Easy Rider - December 1999
Tuffenuff: Read about Wymond Walkem's '36 Indian and win a scholarship to MMI
Easyriders readers will remember the name Wymond Walkem. This brother
of the road has built more drop-dead-gorgeous scooters than this
reporter has big, lumpy hemorrhoids. In the past 20 years, the Canadian
customizer has owned dozens of far-out fabricated bikes and continues
to design and create one-of-a-kind sleds from his shop, Walkem's
Cycle in Georgetown, Ontario.
When we judged the bikes last year at our Easyriders Invitational
Bike Show in Columbus, Ohio, we stopped dead in our tracks when
we came upon this wineberry red 1936 Indian Chief that had been
given the Walkem treatment.
Wymond is a winner for creating this rolling masterpiece, and now
you can be a winner, too. Read this bike feature carefully and fill
in the blanks in the tech chart. Send the chart with a few words
telling us why you deserve to win a scholarship top the Motorcycle
on with the meat and potatoes. Like most of Wymond's creative cycles,
this nasty li'l street burner-upper began as a collection of parts
and a wild imagination. Our bro noodled and noodled until his noodle
was sore. "I wanted to build something that didn't look like every
other bike out there, " Wymond told us. "I didn't care what reaction
I got or how it would go over; I just wanted to build an Indian.
Hell, someday I'd like to chop an Indian in-line four. Wouldn't
that be something?" His strict American-made standards and love
of kickstart motorcycles is legendary, and his ability to restore
vintage Indians led to his building of six Indians for the Ford
Motor Company and many other lovers of American ingenuity.
This whole project began taking form when a dude brought in the
1936 Indian frame as a partial payment for work on his scoot. The
original Indian Chief tanks wandered into the shop when some brothers
wanted to trader for a paint job. Wymond took the choicest motor
stuff from his dusty - I mean, trusty - collection and got out his
wrenches. The mill for the Chief first fired in 1946 but has been
beefed up to 93 cubic inches with S&S wheels, Carillo rods, and
a few secret Walkem goodies. The dual carbs are…ah, I'm not giving
that away. You'll have to do your homework to win this MMI contest.
I will tell you that's there are a few Harley parts on this bad-to-the-bone
chopper, but you'll have to figure out what they are on your own.
You can bet that Wymond will ride his next custom bike to Columbus
and thrill us all again with his life-long passion for building
motorcycles filled with heart and soul.
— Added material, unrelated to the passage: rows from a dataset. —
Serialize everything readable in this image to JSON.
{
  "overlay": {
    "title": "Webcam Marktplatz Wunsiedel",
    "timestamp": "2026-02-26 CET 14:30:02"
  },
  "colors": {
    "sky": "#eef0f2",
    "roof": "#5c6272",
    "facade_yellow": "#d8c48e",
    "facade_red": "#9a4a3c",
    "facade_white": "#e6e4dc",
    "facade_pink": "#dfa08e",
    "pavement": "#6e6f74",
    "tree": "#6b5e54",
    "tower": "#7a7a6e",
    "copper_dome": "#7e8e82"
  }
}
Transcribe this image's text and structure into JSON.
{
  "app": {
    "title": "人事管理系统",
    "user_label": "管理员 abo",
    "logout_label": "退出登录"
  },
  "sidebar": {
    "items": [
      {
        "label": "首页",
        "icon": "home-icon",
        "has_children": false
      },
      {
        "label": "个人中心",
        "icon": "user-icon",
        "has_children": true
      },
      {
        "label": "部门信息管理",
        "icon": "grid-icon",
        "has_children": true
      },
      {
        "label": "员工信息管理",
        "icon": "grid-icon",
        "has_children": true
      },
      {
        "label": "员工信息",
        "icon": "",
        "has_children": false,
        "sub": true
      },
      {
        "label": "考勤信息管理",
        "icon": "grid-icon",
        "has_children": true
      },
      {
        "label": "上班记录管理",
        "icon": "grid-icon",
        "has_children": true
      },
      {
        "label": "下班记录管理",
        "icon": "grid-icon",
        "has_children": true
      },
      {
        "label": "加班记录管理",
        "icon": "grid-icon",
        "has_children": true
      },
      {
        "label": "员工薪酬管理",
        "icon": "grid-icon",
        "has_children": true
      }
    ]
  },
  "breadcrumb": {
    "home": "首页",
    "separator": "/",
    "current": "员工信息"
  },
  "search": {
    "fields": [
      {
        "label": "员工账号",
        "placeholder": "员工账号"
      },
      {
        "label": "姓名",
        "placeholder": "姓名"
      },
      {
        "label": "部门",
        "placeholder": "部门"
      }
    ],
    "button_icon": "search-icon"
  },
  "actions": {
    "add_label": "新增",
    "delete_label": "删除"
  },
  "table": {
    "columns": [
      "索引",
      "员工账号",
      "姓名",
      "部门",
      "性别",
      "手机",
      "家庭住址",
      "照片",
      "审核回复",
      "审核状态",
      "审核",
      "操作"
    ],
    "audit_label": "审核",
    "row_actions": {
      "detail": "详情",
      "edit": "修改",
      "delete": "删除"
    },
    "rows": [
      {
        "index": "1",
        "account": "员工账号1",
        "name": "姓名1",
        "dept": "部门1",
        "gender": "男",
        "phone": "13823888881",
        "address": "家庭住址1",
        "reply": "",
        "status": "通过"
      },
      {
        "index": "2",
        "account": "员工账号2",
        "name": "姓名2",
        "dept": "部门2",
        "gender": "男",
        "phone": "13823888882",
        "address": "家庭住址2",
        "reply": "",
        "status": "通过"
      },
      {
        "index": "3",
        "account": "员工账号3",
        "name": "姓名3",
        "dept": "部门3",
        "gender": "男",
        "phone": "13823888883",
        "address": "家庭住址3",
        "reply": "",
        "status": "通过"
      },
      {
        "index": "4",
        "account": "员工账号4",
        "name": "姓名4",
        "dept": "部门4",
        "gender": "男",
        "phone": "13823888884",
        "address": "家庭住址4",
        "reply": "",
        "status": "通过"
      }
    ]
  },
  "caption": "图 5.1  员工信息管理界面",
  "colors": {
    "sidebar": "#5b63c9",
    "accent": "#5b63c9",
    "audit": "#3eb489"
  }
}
Chances are also good that
he'll keep on winning bike shows.